“My clients usually want one of two things,” says Vahrenkamp. “Companies and charities are often looking for a powerful, interactive marketing piece with their name and logo that attendees will take away with them. Personal or celebratory events want a fun activity and souvenir for their guests to take home.”
Offering on-site printing not only helps the photographers respond to these needs, but it can also boost the bottom line with direct sales to event attendees.
“There is absolutely a market for people who want that instant gratification,” says Stana. “Do we need to redesign our businesses to accommodate that? No. But it’s something we can add in to cater to that mentality. We have that skillset already.”
In fact, Stana says that professional photographers typically already own about 70 percent of what they need to be successful with on-site printing. If you have a camera, lights, a backdrop and backdrop stand, and a computer, then all you need is a printer (probably $500 - $1,500, depending on speed and quality), a monitor for displaying the images, and some production software to help manage the process. For bigger events, you might consider adding a staff member to help with the fast-paced workflow.

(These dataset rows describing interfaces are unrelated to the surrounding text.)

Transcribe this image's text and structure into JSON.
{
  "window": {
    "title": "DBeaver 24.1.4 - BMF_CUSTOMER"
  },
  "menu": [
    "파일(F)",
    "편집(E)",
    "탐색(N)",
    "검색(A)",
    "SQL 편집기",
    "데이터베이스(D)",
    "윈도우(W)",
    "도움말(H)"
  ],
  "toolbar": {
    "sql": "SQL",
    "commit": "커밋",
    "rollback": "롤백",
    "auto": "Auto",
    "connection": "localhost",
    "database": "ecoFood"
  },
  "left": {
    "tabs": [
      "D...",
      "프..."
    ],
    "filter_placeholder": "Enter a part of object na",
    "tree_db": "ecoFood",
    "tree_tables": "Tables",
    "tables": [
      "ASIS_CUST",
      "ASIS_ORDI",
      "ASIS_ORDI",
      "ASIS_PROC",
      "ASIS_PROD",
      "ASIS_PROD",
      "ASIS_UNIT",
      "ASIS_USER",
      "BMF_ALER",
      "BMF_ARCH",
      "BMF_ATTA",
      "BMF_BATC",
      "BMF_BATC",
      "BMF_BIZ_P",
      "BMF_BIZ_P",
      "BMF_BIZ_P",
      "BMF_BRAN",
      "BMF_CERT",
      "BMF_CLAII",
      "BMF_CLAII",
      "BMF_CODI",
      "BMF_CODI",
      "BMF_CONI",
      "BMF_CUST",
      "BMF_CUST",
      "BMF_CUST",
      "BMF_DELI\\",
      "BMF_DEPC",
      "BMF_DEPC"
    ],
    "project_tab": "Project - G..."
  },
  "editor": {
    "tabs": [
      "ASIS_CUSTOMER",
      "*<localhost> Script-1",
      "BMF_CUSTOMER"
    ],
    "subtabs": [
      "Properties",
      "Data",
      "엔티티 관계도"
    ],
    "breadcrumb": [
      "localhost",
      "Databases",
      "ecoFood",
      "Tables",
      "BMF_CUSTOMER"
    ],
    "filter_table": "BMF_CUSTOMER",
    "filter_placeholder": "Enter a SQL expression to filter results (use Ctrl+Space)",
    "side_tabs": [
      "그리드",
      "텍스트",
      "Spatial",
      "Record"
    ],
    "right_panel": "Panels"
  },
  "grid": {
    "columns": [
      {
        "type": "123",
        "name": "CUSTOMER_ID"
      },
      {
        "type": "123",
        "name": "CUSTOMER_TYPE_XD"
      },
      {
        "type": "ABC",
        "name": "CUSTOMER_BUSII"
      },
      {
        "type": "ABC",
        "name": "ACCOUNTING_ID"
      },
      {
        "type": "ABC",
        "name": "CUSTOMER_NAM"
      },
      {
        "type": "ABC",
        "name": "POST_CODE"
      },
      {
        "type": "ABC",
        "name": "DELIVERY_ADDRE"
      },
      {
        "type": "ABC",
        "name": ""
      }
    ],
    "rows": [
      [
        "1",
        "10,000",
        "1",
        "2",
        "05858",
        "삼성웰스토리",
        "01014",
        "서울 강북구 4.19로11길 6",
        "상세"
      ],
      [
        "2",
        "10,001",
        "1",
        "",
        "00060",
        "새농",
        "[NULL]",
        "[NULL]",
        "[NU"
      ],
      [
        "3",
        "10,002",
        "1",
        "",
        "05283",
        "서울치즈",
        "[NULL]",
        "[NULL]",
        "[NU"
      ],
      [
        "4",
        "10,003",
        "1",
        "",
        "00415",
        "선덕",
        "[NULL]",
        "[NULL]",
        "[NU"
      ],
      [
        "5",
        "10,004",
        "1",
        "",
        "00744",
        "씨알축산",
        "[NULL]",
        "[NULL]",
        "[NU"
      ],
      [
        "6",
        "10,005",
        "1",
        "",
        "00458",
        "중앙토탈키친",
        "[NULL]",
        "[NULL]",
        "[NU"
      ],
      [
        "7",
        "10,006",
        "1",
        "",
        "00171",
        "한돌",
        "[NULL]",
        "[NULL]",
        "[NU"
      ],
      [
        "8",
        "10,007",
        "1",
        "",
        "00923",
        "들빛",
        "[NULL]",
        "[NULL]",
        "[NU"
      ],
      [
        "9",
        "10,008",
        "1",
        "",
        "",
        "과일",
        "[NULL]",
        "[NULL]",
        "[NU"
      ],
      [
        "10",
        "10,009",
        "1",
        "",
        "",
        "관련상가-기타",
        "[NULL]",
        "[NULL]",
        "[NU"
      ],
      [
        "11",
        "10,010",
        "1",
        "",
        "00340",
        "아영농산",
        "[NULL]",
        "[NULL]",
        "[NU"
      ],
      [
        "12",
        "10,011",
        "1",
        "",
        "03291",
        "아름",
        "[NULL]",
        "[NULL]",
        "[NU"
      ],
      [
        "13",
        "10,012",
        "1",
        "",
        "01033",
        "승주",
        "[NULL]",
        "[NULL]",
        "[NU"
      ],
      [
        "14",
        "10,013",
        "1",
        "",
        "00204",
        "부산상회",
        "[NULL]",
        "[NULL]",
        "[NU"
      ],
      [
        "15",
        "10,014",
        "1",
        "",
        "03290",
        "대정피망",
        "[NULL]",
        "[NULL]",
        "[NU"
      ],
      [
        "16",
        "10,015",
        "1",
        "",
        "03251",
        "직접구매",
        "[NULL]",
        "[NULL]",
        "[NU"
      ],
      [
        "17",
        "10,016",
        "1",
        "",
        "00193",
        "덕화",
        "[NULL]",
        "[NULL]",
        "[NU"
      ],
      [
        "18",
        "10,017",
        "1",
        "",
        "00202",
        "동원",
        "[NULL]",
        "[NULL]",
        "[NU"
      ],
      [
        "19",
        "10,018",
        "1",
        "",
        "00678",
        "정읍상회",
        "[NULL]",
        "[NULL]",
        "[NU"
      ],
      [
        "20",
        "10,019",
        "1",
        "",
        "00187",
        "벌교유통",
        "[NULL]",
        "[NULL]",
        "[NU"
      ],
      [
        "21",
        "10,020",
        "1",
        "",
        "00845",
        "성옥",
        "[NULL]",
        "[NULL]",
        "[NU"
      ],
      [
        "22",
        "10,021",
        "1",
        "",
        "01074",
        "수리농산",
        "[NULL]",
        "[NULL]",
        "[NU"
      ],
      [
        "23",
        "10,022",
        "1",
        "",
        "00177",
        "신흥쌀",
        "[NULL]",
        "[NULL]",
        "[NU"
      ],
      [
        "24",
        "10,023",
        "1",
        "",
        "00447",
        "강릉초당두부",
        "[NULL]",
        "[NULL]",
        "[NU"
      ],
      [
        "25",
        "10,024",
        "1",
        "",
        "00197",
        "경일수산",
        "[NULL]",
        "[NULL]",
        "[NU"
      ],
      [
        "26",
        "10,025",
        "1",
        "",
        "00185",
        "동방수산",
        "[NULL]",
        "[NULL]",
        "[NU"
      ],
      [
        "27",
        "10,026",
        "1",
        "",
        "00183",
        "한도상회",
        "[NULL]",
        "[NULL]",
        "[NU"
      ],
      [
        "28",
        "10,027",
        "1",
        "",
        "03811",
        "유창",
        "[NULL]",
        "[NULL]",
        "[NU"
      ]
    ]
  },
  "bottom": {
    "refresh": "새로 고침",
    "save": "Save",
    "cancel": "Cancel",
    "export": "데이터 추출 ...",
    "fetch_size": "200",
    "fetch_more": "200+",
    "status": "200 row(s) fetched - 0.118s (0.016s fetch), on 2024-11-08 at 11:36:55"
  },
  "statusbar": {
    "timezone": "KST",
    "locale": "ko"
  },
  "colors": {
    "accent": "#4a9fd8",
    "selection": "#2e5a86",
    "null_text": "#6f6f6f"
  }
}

“We see this as not a direction for the future of photography but a change that is happening now,” says Stana. “If you’re not offering on-site printing at events you photograph, then you are giving away market share and business to others. We must understand as an industry that we need to hold on to all areas of photography that we can build upon and make better. The events business with on-site photography studios and printing capabilities is just one more area to call our own.”
Takeaways for success in onsite printing:
Stana and Vahrenkamp will present a session about on-site printing at Imaging USA in January 2017.
Jeff Kent is editor-at-large of Professional Photographer.